→ **WORK TASK**
Could you copy every entry exactly, dropping the pictures?

[Data records for software interfaces]
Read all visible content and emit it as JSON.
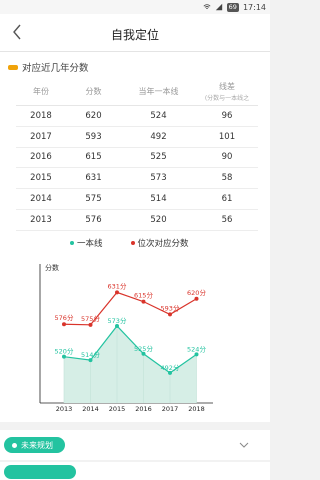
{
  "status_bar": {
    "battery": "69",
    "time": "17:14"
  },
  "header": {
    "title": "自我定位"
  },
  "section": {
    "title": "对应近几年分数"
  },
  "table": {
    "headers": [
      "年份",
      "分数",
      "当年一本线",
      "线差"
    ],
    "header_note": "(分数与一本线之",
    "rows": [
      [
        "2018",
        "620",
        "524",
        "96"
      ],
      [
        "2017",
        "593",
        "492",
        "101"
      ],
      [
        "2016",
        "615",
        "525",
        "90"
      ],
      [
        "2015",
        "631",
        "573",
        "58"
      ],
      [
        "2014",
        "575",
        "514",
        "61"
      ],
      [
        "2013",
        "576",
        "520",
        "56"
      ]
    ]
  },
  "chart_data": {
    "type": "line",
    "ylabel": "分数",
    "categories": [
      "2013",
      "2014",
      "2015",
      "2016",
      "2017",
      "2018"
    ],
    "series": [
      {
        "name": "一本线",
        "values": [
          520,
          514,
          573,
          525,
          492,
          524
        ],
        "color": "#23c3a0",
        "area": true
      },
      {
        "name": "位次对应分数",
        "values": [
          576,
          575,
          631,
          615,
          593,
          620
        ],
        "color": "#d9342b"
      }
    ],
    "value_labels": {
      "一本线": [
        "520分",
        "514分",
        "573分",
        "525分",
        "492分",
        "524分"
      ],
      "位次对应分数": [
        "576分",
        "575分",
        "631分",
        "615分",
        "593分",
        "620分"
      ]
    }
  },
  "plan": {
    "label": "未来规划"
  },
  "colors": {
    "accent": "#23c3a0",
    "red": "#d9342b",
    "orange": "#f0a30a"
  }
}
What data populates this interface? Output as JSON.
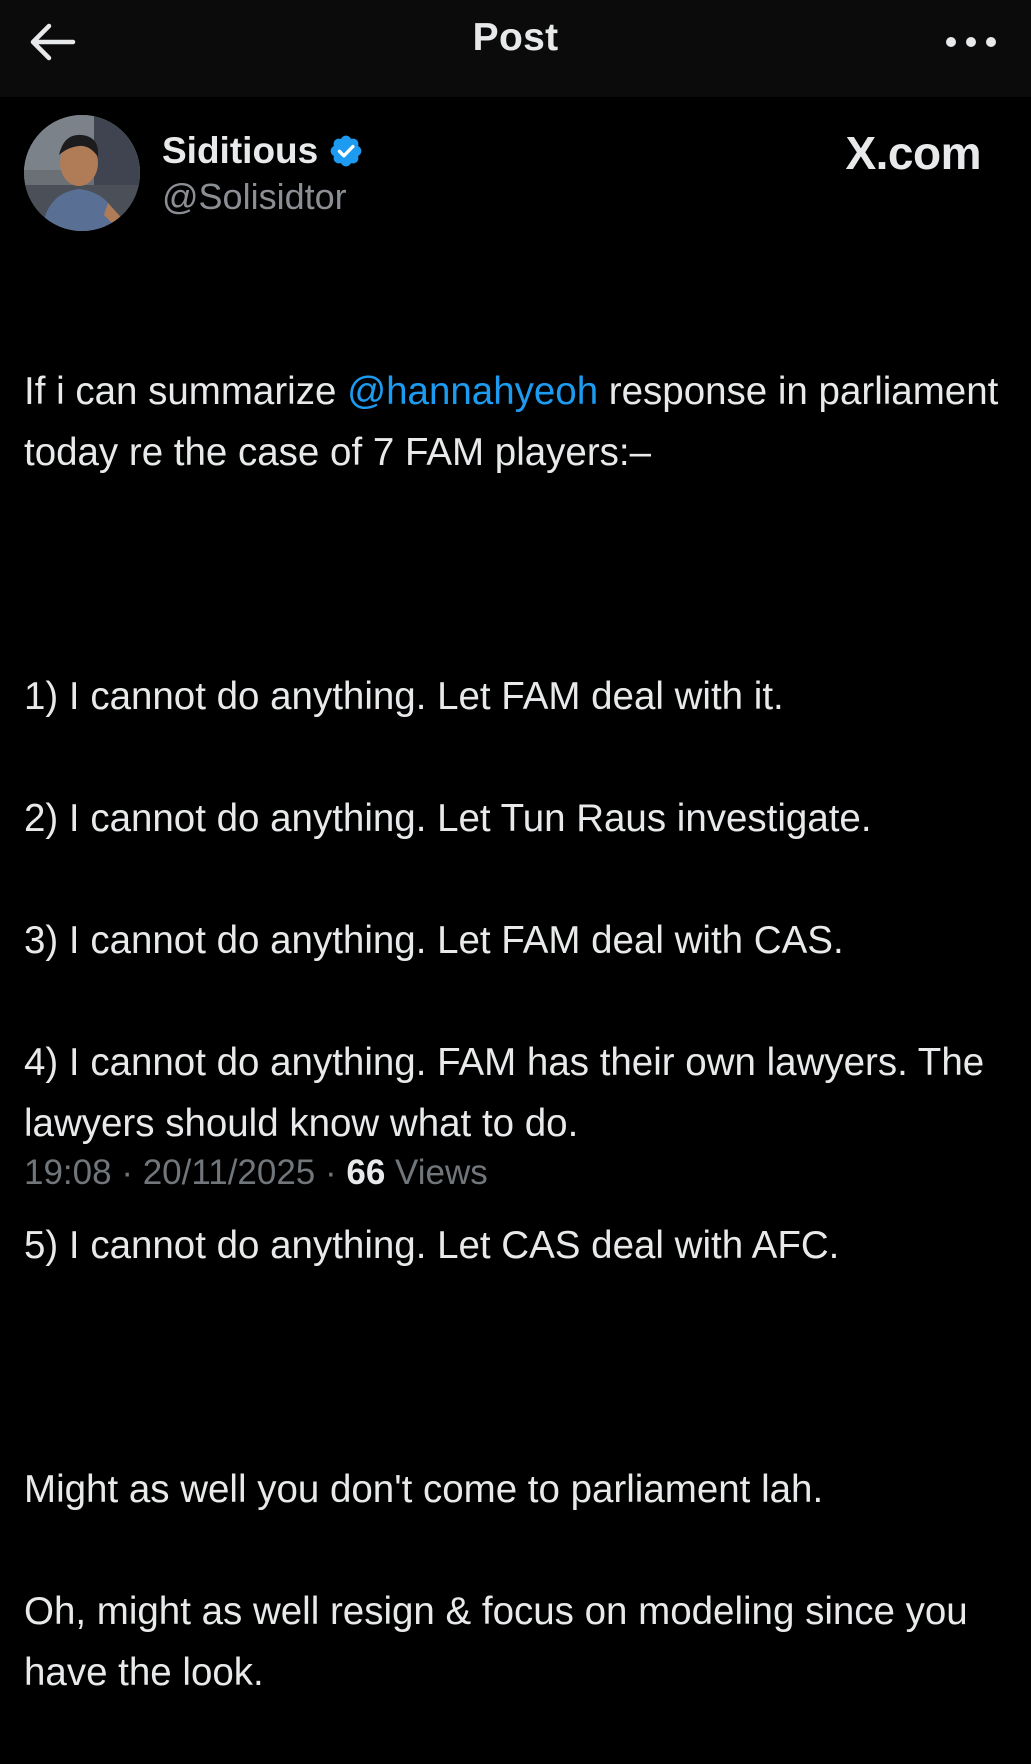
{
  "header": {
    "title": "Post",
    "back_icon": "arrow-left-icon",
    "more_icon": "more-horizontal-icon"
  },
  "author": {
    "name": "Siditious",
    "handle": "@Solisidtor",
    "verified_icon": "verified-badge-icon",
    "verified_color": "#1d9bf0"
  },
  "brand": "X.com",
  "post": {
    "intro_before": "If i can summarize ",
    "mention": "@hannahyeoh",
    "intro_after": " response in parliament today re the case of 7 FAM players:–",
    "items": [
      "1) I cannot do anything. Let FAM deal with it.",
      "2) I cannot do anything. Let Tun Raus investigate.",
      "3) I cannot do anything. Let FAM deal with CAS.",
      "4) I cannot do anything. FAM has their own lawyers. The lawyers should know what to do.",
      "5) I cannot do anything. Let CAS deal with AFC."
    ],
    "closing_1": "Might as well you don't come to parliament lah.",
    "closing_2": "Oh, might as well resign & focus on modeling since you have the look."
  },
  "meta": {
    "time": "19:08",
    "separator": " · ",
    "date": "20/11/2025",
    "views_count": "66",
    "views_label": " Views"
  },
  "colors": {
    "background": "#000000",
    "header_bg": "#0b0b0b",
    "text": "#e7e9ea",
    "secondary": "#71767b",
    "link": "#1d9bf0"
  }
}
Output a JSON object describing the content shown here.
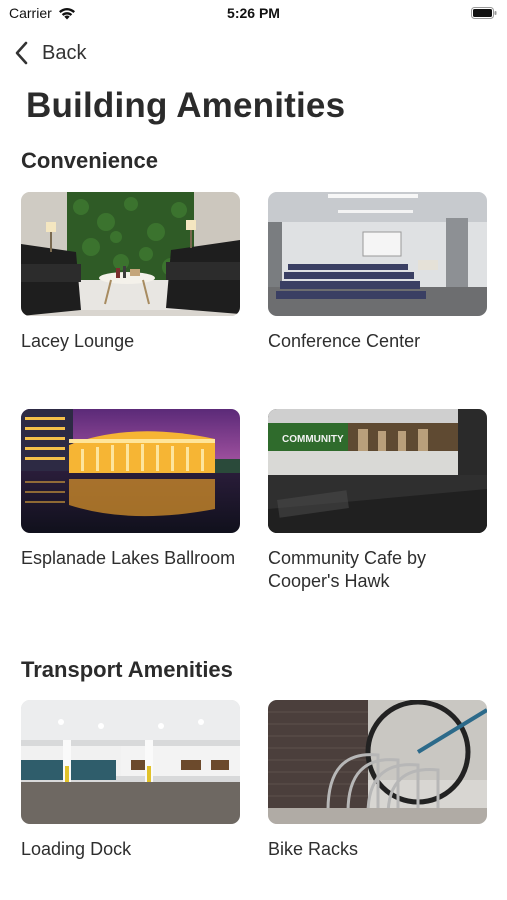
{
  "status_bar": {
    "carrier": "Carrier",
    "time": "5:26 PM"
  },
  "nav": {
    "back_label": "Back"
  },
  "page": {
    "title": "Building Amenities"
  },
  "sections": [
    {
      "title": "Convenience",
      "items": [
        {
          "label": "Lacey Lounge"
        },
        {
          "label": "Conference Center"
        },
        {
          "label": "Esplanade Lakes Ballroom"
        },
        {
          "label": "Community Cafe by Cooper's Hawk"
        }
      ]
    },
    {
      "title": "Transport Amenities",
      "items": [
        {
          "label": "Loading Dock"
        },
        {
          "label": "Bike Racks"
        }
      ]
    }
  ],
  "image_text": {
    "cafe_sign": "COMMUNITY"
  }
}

→ **THE ANSWER**
Read all visible content and emit it as JSON.
{
  "status_bar": {
    "battery": "69",
    "time": "17:14"
  },
  "header": {
    "title": "自我定位"
  },
  "section": {
    "title": "对应近几年分数"
  },
  "table": {
    "headers": [
      "年份",
      "分数",
      "当年一本线",
      "线差"
    ],
    "header_note": "(分数与一本线之",
    "rows": [
      [
        "2018",
        "620",
        "524",
        "96"
      ],
      [
        "2017",
        "593",
        "492",
        "101"
      ],
      [
        "2016",
        "615",
        "525",
        "90"
      ],
      [
        "2015",
        "631",
        "573",
        "58"
      ],
      [
        "2014",
        "575",
        "514",
        "61"
      ],
      [
        "2013",
        "576",
        "520",
        "56"
      ]
    ]
  },
  "chart_data": {
    "type": "line",
    "ylabel": "分数",
    "categories": [
      "2013",
      "2014",
      "2015",
      "2016",
      "2017",
      "2018"
    ],
    "series": [
      {
        "name": "一本线",
        "values": [
          520,
          514,
          573,
          525,
          492,
          524
        ],
        "color": "#23c3a0",
        "area": true
      },
      {
        "name": "位次对应分数",
        "values": [
          576,
          575,
          631,
          615,
          593,
          620
        ],
        "color": "#d9342b"
      }
    ],
    "value_labels": {
      "一本线": [
        "520分",
        "514分",
        "573分",
        "525分",
        "492分",
        "524分"
      ],
      "位次对应分数": [
        "576分",
        "575分",
        "631分",
        "615分",
        "593分",
        "620分"
      ]
    }
  },
  "plan": {
    "label": "未来规划"
  },
  "colors": {
    "accent": "#23c3a0",
    "red": "#d9342b",
    "orange": "#f0a30a"
  }
}
What data populates this interface? Output as JSON.
{
  "header": {
    "title": "Post",
    "back_icon": "arrow-left-icon",
    "more_icon": "more-horizontal-icon"
  },
  "author": {
    "name": "Siditious",
    "handle": "@Solisidtor",
    "verified_icon": "verified-badge-icon",
    "verified_color": "#1d9bf0"
  },
  "brand": "X.com",
  "post": {
    "intro_before": "If i can summarize ",
    "mention": "@hannahyeoh",
    "intro_after": " response in parliament today re the case of 7 FAM players:–",
    "items": [
      "1) I cannot do anything. Let FAM deal with it.",
      "2) I cannot do anything. Let Tun Raus investigate.",
      "3) I cannot do anything. Let FAM deal with CAS.",
      "4) I cannot do anything. FAM has their own lawyers. The lawyers should know what to do.",
      "5) I cannot do anything. Let CAS deal with AFC."
    ],
    "closing_1": "Might as well you don't come to parliament lah.",
    "closing_2": "Oh, might as well resign & focus on modeling since you have the look."
  },
  "meta": {
    "time": "19:08",
    "separator": " · ",
    "date": "20/11/2025",
    "views_count": "66",
    "views_label": " Views"
  },
  "colors": {
    "background": "#000000",
    "header_bg": "#0b0b0b",
    "text": "#e7e9ea",
    "secondary": "#71767b",
    "link": "#1d9bf0"
  }
}
Output a JSON object describing the content shown here.
{
  "status_bar": {
    "carrier": "Carrier",
    "time": "5:26 PM"
  },
  "nav": {
    "back_label": "Back"
  },
  "page": {
    "title": "Building Amenities"
  },
  "sections": [
    {
      "title": "Convenience",
      "items": [
        {
          "label": "Lacey Lounge"
        },
        {
          "label": "Conference Center"
        },
        {
          "label": "Esplanade Lakes Ballroom"
        },
        {
          "label": "Community Cafe by Cooper's Hawk"
        }
      ]
    },
    {
      "title": "Transport Amenities",
      "items": [
        {
          "label": "Loading Dock"
        },
        {
          "label": "Bike Racks"
        }
      ]
    }
  ],
  "image_text": {
    "cafe_sign": "COMMUNITY"
  }
}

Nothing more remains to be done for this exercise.